*Raw data*
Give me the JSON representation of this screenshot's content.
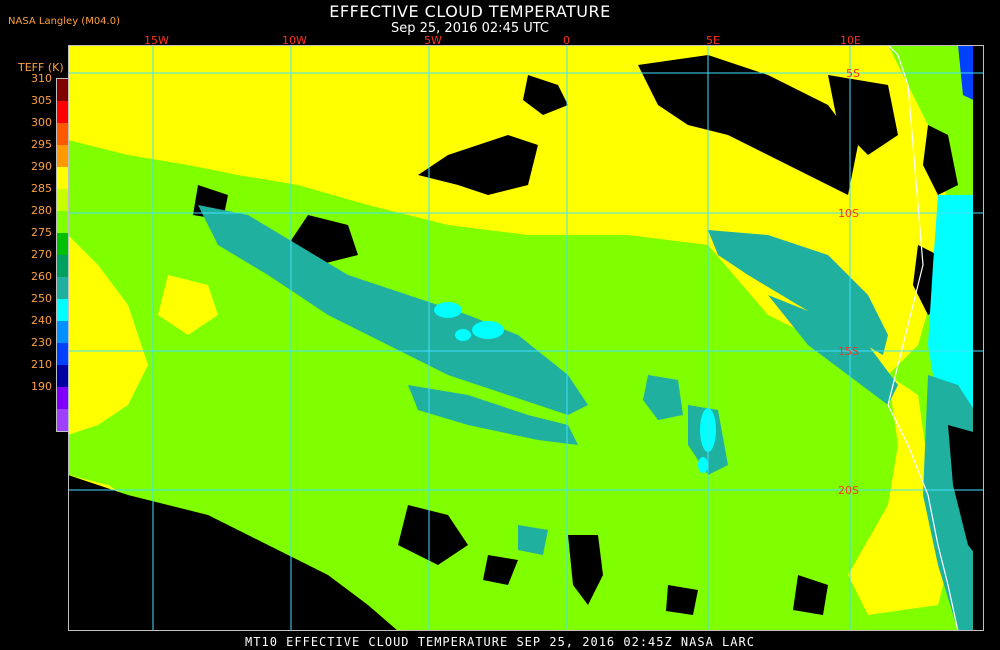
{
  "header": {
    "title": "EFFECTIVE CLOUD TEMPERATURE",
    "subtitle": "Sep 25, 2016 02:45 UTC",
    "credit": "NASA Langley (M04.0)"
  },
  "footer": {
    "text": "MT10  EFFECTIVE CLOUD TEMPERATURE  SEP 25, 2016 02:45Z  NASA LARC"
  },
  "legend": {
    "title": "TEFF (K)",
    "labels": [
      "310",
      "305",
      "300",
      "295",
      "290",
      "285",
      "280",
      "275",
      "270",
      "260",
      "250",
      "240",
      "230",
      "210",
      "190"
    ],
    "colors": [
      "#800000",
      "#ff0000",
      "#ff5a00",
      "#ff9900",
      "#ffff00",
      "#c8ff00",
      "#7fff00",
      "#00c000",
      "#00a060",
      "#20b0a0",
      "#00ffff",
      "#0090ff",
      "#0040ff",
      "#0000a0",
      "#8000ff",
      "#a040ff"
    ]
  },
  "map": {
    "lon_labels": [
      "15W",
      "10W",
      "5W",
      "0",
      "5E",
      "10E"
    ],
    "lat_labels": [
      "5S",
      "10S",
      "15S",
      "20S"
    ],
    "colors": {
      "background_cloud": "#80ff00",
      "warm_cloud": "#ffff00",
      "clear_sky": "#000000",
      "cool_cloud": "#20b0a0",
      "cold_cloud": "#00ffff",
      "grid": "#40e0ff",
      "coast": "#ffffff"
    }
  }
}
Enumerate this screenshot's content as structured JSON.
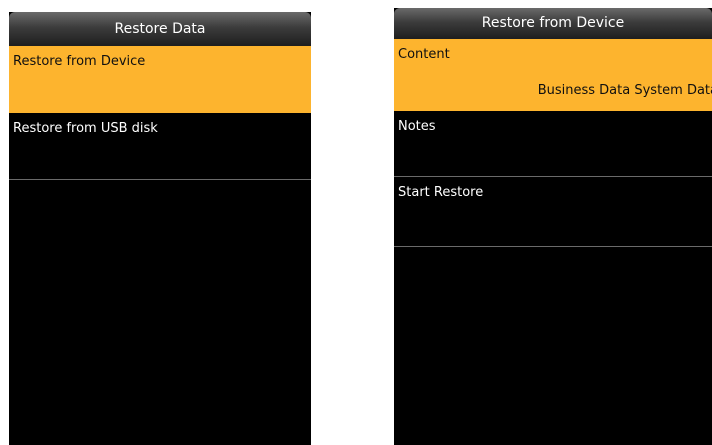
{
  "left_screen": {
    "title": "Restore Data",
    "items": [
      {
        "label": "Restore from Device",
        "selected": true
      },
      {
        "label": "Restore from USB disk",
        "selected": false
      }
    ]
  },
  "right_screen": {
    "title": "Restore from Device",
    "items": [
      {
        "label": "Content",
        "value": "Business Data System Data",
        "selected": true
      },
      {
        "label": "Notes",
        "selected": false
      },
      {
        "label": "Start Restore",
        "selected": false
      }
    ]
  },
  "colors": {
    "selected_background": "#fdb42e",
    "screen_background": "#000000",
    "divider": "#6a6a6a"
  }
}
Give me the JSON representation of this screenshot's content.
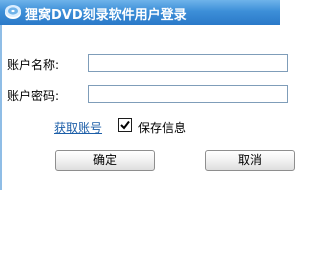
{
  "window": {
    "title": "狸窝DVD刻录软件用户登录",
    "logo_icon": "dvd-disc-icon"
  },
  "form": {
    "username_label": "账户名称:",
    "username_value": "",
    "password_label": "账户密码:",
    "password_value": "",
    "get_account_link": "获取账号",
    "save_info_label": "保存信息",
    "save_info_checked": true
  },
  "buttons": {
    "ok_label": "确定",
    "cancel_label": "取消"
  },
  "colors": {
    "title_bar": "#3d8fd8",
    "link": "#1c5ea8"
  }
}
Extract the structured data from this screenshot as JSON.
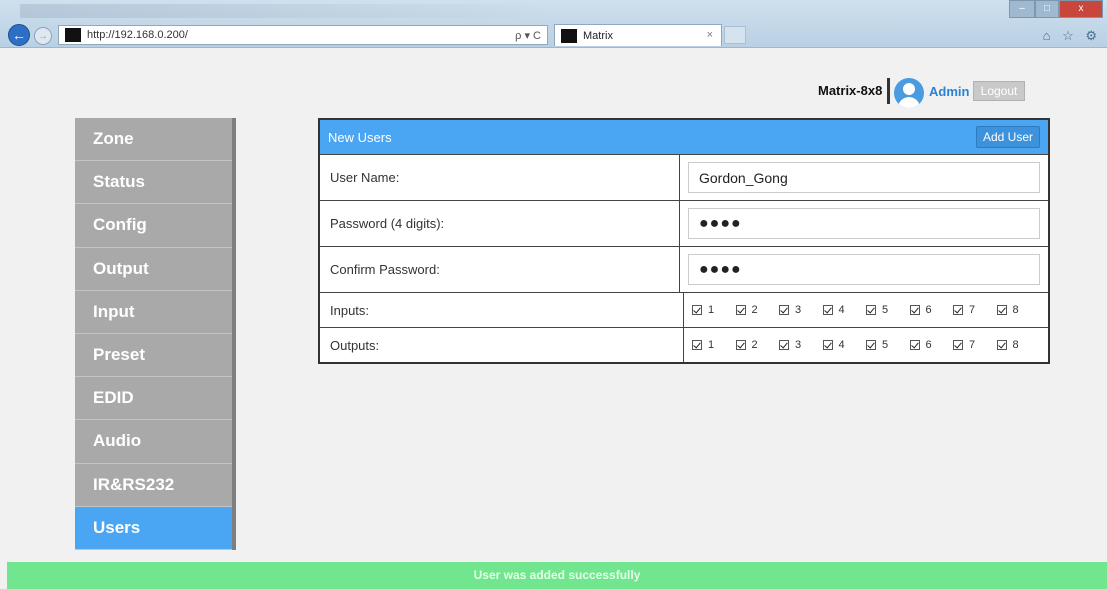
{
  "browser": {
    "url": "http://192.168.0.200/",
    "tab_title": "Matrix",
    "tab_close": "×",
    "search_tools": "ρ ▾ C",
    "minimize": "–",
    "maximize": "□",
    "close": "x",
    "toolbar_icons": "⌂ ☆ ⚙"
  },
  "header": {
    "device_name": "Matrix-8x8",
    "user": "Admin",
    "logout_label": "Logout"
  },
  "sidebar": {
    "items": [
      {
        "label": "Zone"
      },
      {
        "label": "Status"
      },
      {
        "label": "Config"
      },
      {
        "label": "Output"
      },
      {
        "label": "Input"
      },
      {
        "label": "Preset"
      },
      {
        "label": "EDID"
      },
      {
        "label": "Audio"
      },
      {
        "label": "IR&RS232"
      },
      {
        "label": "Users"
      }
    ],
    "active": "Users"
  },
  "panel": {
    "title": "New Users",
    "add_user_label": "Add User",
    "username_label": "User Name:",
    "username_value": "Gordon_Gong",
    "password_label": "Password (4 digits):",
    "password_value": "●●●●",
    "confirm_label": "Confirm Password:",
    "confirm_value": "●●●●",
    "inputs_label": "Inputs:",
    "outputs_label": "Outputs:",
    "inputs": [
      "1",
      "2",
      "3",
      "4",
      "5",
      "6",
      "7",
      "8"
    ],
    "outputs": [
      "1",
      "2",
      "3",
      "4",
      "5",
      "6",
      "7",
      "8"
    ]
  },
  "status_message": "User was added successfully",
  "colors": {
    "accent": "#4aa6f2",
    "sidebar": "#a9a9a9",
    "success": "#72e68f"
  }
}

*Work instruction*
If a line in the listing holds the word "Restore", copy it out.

*Expected output*
    "title": "Restore Data",
        "label": "Restore from Device",
        "label": "Restore from USB disk",
    "title": "Restore from Device",
        "label": "Start Restore",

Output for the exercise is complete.